[Dataset rows describing interfaces]
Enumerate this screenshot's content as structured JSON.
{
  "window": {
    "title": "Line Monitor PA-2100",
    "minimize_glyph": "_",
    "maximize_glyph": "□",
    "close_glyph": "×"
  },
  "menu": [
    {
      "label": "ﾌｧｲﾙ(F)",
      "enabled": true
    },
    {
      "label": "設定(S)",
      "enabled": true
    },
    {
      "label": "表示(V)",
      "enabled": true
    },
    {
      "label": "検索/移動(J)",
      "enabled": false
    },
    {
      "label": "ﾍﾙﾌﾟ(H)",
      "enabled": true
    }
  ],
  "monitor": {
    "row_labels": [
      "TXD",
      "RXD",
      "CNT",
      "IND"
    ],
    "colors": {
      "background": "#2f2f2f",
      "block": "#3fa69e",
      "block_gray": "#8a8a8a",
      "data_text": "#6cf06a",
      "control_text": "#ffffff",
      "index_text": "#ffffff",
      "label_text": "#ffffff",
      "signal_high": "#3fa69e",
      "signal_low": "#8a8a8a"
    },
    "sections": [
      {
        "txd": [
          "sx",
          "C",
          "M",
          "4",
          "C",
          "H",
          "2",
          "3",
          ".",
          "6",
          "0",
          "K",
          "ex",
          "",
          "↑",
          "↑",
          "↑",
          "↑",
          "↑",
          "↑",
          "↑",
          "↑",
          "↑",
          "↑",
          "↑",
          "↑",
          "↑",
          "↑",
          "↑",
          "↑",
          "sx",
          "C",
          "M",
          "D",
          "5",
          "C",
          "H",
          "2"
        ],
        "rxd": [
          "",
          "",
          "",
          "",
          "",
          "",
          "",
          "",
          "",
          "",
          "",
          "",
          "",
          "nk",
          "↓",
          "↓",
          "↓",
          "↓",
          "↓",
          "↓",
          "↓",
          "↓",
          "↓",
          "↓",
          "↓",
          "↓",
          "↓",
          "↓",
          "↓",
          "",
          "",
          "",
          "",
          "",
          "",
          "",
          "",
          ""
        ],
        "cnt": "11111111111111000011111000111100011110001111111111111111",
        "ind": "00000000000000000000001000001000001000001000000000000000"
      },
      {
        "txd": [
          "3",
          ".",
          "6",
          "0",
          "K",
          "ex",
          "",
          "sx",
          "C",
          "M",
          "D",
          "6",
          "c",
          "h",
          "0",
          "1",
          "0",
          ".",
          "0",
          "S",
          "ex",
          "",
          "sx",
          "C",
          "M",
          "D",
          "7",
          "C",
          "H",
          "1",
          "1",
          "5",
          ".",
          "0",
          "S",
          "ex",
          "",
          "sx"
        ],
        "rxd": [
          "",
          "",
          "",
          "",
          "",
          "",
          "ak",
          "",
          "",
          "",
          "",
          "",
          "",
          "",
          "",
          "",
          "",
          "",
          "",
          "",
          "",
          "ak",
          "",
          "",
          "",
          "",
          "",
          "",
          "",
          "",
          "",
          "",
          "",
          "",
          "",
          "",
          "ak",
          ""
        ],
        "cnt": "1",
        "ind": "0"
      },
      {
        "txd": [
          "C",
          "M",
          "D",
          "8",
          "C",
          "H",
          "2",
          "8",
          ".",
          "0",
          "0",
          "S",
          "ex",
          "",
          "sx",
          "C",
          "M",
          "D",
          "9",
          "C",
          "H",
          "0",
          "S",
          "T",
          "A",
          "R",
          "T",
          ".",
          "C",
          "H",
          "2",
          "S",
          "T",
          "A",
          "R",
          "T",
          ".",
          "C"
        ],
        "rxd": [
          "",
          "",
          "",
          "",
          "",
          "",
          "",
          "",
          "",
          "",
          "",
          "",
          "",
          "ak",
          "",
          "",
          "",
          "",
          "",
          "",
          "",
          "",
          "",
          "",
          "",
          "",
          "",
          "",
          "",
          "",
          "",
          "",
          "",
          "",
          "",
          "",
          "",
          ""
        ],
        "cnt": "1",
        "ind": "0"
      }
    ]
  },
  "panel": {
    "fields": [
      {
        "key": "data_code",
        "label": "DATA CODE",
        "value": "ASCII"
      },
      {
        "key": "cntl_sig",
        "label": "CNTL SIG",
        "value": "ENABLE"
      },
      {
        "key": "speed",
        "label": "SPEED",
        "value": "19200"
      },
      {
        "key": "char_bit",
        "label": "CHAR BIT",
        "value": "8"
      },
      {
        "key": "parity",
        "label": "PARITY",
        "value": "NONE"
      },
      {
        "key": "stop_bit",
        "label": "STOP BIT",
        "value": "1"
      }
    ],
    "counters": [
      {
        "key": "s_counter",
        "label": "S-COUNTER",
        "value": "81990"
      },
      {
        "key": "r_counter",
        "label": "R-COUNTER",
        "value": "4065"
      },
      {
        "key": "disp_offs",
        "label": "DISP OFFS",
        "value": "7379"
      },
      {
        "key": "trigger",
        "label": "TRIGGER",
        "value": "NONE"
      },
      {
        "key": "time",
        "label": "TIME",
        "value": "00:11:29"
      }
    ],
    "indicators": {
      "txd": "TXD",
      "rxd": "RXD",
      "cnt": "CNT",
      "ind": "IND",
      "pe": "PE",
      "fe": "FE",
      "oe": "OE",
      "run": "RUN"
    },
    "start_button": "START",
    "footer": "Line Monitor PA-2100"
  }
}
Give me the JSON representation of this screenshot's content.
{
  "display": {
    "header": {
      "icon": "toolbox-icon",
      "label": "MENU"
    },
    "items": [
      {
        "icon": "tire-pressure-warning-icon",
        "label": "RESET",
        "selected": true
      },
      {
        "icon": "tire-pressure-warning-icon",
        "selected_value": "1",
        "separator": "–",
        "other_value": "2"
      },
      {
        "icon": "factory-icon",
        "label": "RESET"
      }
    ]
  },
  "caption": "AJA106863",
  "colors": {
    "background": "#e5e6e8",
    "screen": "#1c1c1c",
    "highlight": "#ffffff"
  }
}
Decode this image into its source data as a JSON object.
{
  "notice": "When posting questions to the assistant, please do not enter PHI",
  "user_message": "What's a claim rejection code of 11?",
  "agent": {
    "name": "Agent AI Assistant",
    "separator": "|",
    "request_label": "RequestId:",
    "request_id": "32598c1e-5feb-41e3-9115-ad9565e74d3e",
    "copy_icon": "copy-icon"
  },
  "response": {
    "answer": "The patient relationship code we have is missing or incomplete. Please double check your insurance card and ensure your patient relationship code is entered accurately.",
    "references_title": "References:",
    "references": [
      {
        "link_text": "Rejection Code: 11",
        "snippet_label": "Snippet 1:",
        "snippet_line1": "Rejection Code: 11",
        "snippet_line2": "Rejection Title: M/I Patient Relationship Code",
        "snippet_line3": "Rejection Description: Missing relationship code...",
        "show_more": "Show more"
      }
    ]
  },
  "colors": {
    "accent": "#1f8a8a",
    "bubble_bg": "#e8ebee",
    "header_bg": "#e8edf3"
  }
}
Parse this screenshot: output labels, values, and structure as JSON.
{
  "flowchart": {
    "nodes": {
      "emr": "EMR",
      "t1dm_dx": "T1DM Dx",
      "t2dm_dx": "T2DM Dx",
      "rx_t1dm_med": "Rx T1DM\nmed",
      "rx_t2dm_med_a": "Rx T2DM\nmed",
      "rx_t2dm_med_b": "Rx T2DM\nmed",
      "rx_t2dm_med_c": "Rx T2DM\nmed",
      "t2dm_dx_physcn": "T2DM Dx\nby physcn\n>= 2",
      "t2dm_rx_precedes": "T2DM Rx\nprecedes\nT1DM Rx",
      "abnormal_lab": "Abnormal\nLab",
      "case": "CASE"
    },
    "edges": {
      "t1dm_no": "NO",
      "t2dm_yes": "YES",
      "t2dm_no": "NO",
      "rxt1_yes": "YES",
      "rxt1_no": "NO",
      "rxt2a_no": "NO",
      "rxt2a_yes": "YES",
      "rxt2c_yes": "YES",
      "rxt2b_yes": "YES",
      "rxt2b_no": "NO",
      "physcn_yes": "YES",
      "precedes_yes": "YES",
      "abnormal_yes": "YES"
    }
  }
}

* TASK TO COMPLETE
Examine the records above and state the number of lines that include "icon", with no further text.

* ANSWER TO THIS TASK
5